|Writing program, inspiration picture and mood music - the holy trinity! (chocolate is also good)|
Don't hate me - I know you don't want to hear it - but the backbone to any good story be it a novel, a film or a comic is good planning (and YES even a four page comic is capable of having a story with a beginning, middle and end). On a practical level it just makes everything easier when you come to writing / drawing. I think the worst thing to happen once you get your creative juices flowing is to have your flow ruined because you've realised an epic hole in your story.
I think finding an idea that works is the hardest part! There are so many one-line ideas that sound cool that when you actually think them out suddenly become a lot harder to make sense of, are too long or too short for what you want them for...if you can think of an idea at all! There are some days when they just won't come and the more you force them the worse they get. At film school we had to generate ideas all the time. Somehow this usually involved picking words out of tobacco tins - the more random the words the better (coat hanger sandwich anyone?). Random pictures (paintings, photos) are also good. I really recommend going for walks. It is amazing the things you notice when you have no predetermined destination. Like my old tutor Brian used to say, you can't be a writer sat in your ivory tower, you have to live life to write life.
Okay so you think you have an idea! WRITE IT DOWN! Tony Grisoni says it's not an idea if it's not written down. And it's so true. You can't see the flaws if it's not written down. You also can't see what you like about it and that's just as important. Write it out then leave it - a day, a week, a month, however long it takes for you to forget bits - then come back to it and see if it still makes sense and that you still like it. If it does then you can write out the script!
Take as long as it takes - you want your script to be as perfect as it can be so that you don't have to worry about correcting mistakes when you're drawing - when you're drawing all you want to be worrying about are artistic choices, not whether your character motivations are wrong...though if it's been a year and you still haven't produced four pages you're in trouble. I use Final Draft for writing my graphic novel scripts however 2000AD and Dark Horse both have example scripts for you to study the format of if you don't have a script program. I recommend not writing more than seven panels per page unless it is an indie comic, in which case the world is your oyster (though I wouldn't go over twelve). Basically the more panels per page the less space there is for picture detail and dialogue.
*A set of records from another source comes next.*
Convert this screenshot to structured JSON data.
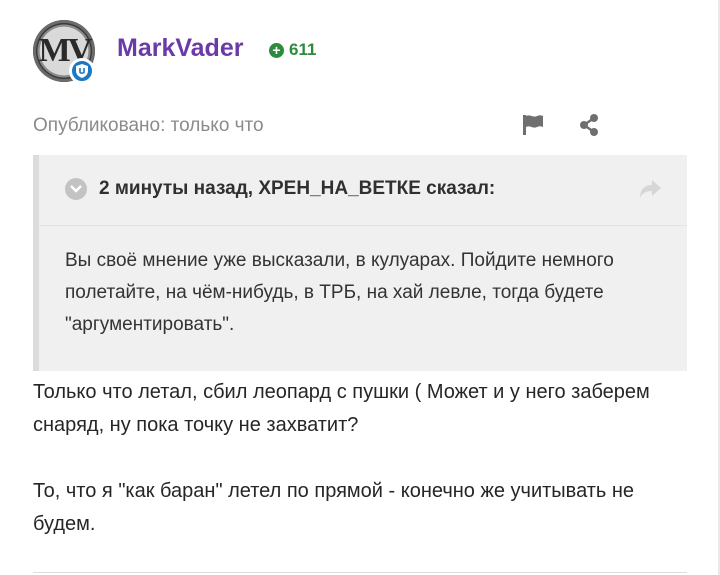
{
  "author": {
    "avatar_text": "MV",
    "username": "MarkVader",
    "reputation": "611",
    "reputation_icon": "plus-circle-icon",
    "badge_icon": "shield-icon",
    "username_color": "#6b3aa8",
    "reputation_color": "#2e8b3d"
  },
  "meta": {
    "published": "Опубликовано: только что",
    "report_icon": "flag-icon",
    "share_icon": "share-icon"
  },
  "quote": {
    "citation": "2 минуты назад, ХРЕН_НА_ВЕТКЕ сказал:",
    "toggle_icon": "chevron-down-icon",
    "goto_icon": "forward-arrow-icon",
    "text": "Вы своё мнение уже высказали, в кулуарах. Пойдите немного полетайте, на чём-нибудь, в ТРБ, на хай левле, тогда будете \"аргументировать\"."
  },
  "post": {
    "paragraphs": [
      "Только что летал, сбил леопард с пушки ( Может и у него заберем снаряд, ну пока точку не захватит?",
      "То, что я \"как баран\" летел по прямой - конечно же учитывать не будем."
    ]
  }
}
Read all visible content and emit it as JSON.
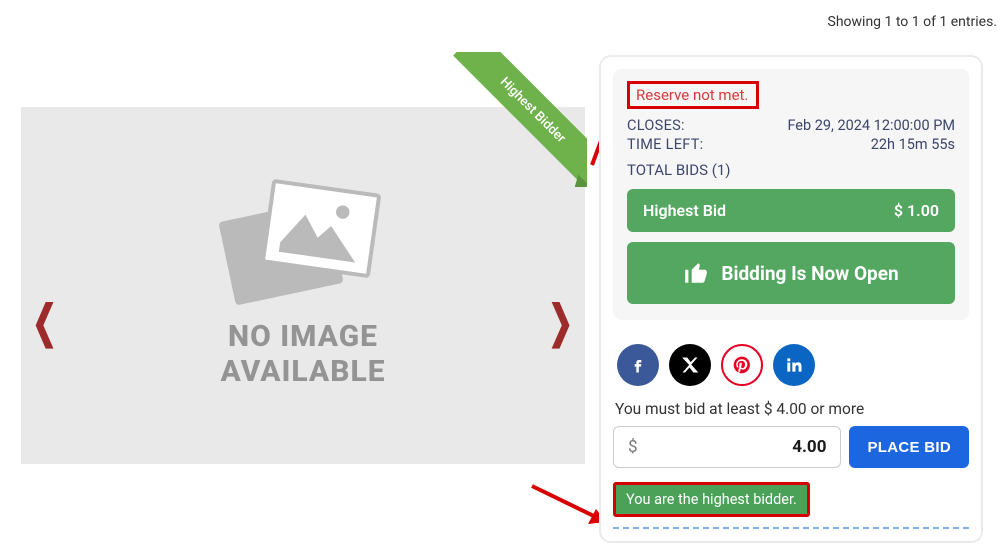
{
  "entries_text": "Showing 1 to 1 of 1 entries.",
  "ribbon_label": "Highest Bidder",
  "image": {
    "noimage_line1": "NO IMAGE",
    "noimage_line2": "AVAILABLE"
  },
  "bid_panel": {
    "reserve_text": "Reserve not met.",
    "closes_label": "CLOSES:",
    "closes_value": "Feb 29, 2024 12:00:00 PM",
    "timeleft_label": "TIME LEFT:",
    "timeleft_value": "22h 15m 55s",
    "totalbids_text": "TOTAL BIDS (1)",
    "highest_bid_label": "Highest Bid",
    "highest_bid_value": "$ 1.00",
    "bidding_open_text": "Bidding Is Now Open",
    "min_bid_hint": "You must bid at least $ 4.00 or more",
    "currency_symbol": "$",
    "current_input_value": "4.00",
    "place_bid_label": "PLACE BID",
    "highest_bidder_text": "You are the highest bidder."
  }
}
Look at the kind of graphic novels you want yours to be like and see how many panels they use per page and how they vary this number for conversations / action / heart felt moments.
Things that stop you writing:
- The Internet
- Talking to people
Take yourself to somewhere solitary and comfortable (though not so comfortable that you're falling asleep) and either write in silence or to music (some people find even music too distracting). Joss Whedon says not to write to music with lyrics but I actually find music with lyrics very inspiring - do what's best for you - Joss recommends film soundtracks...the running joke is if you need a rousing soundtrack pick The Dark Knight. I make playlists for every project I write and play them on repeat. When I'm stressed I play calming music. I'm kind of stressed at the moment hence why in the picture the music playing is Belle and Sebastian.
If you're visually motivated make mood and character boards that you can look at when you need an inspiration kick. In fact just the act of selecting pictures and assembling them will help focus what it is you want to write. Below are two boards I made - one for The Automated Heart and one for Paradise.
Once you've got a good script you can sketch out your page layouts. This can be as rough or as tidy as you like - it's purely for you and is so you can see if what you've written will actually fit / look like how you imagined it would when you were writing it. Think of it as the graphic story equivalent of a storyboard. If you have an indefinite amount of pages this stage doesn't matter so much however if, like me, you only have four pages it's essential! What could be worse than putting all that effort into drawing three of your four pages only to discover you have too much to fit on the last page? Below is mine for another idea I had. Even though it's only on the back of a piece of scrap paper it helped me realise that some of the panels that looked cool in my head wouldn't work so well on a piece of paper with the other panels around it.
Well done! You've officially finished the planning and writing stage!
See you next time for the character design stage!